Three years later that young sergeant peers out through his apartment window into the dark street light lit city below where people walk frantically to reach their destinations without any care or concern to those around them. Life runs at a fast pace and refuses to stop to recognize any individual or their wants. It’s keep up or starve. In his bed sleeps his young wife and their two year old that decided to invade their bed for the night. It’s been three years since his tour. Three years since he was faced with making decisions that had deep impacts on not only American lives, but Afghanistan civilian lives as well. The young sergeant is now a store manager at an automotive shop where he began working only a year prior, but managed to move himself up due to his work ethic, and ability to take charge and make the decisions needed to be made in order to make the business even more successful. His prolonged exposure to stress in combat rendered him untouchable and not affected by the stressors of work. His mind is honed and sharp, and his ability to perform under pressure is phenomenal.

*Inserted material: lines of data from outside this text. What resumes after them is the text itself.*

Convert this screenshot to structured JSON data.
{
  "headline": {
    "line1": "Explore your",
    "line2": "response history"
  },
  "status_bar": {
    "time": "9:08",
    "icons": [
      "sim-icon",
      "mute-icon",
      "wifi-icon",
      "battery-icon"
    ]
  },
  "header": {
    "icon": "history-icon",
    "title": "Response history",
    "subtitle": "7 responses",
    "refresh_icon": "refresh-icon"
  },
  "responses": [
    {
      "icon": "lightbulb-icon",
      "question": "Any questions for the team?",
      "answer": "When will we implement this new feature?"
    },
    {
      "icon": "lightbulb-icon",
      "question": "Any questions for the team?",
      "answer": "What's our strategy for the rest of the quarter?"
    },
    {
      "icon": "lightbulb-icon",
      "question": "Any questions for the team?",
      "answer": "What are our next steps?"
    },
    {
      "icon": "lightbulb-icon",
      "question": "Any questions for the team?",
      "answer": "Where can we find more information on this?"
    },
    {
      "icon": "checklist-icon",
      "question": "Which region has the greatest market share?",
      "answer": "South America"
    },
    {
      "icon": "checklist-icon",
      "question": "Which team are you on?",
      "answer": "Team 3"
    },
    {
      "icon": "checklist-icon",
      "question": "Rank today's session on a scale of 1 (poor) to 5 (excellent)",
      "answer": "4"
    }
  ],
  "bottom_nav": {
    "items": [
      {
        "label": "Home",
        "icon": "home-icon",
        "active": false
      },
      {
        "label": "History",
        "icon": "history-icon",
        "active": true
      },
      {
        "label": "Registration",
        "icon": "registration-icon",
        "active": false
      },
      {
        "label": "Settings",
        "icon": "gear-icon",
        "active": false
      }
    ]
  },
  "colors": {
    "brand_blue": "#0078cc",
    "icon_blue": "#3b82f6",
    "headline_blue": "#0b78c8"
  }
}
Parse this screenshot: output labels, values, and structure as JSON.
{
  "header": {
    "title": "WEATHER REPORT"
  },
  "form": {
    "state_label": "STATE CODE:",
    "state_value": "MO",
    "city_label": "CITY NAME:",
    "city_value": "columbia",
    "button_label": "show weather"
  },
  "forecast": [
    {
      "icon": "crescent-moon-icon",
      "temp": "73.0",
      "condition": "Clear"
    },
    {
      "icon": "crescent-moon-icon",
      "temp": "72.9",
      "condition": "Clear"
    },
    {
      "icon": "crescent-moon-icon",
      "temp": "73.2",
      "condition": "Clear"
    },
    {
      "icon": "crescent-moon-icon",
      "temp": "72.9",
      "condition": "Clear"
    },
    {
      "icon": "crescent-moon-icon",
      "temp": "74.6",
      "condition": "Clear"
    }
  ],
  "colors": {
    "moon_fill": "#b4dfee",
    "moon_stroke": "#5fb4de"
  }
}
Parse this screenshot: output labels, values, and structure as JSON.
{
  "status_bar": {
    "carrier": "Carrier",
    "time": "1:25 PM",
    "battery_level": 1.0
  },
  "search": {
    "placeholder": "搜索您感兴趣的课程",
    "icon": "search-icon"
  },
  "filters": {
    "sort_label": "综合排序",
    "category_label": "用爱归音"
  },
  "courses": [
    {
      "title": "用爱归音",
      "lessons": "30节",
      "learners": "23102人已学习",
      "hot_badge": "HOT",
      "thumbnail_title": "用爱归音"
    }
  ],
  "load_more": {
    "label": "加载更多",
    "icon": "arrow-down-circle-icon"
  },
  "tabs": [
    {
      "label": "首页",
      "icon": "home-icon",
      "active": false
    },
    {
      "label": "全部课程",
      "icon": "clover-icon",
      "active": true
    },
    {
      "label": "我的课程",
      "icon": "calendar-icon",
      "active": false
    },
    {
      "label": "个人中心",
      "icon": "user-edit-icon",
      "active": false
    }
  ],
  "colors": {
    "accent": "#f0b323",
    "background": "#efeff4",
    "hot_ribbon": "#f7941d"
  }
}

What many fail to realize is that as veterans, we possess skills that were taught and honed in combat. Skills that cannot be learned through the study of books and the watching of instructional videos. Our minds are programmed to recognize the importance of getting the job done no matter what, and sleep comes to those that complete their missions successfully. We work long hours in incredibly adverse weather. Our drive is comprised of a sense of pride in self, pride in our work, and pride in our represented company. We hold ourselves to sometimes impossible standards, and then are self critical of ourselves when those standards aren’t met, yet turn around and continue to hold those high standards because failure isn’t something we like the taste of.
We’re a different breed when it comes to competitiveness. We don’t like to lose. We can’t stand it. The taste is bitter in our mouths and wreaks of second best. That’s not the culture we grew up in. We were trained to always strive to be first; be first in the squad run, bench the most during squad PT in the gym, shoot the best come qualification day, and ensure the company won during battalion challenges. Our mindset is derived from generations past of war fighters that trained and pushed themselves ten times harder in peace then in combat due to the understanding that to lose a soldier as a result of a negligent decision or action is not something to ever be taken lightly. It serves as a constant anchor that weighs down on the mind knowing that you were the influencer that led to another man’s death.
Our mindsets don’t have to change once we take the uniform off. Where is it written that we can no longer be alphas and go getters? We do not have to conform to a low standard, but instead we should show how we are accustomed to living up to a higher standard; be it moral, ethical, or physical. Our abilities to adapt and overcome surpass that of any second rate citizen that is too lazy to work for what they want, but the key word here is work. We are not owed anything, and should not be of the mindset to expect anything freely given to us. Each one of us raised our hands in a voluntary act and swearing an oath to our country. To expect repayment for this negates the idea of sacrifice.
Above all, America needs us. She needs us to breath fresh life back into her by being the model citizens to stand up for what’s right, help those that cannot help themselves, and rejoining the workforce in order to take our place as free Americans by supporting our fellow countrymen.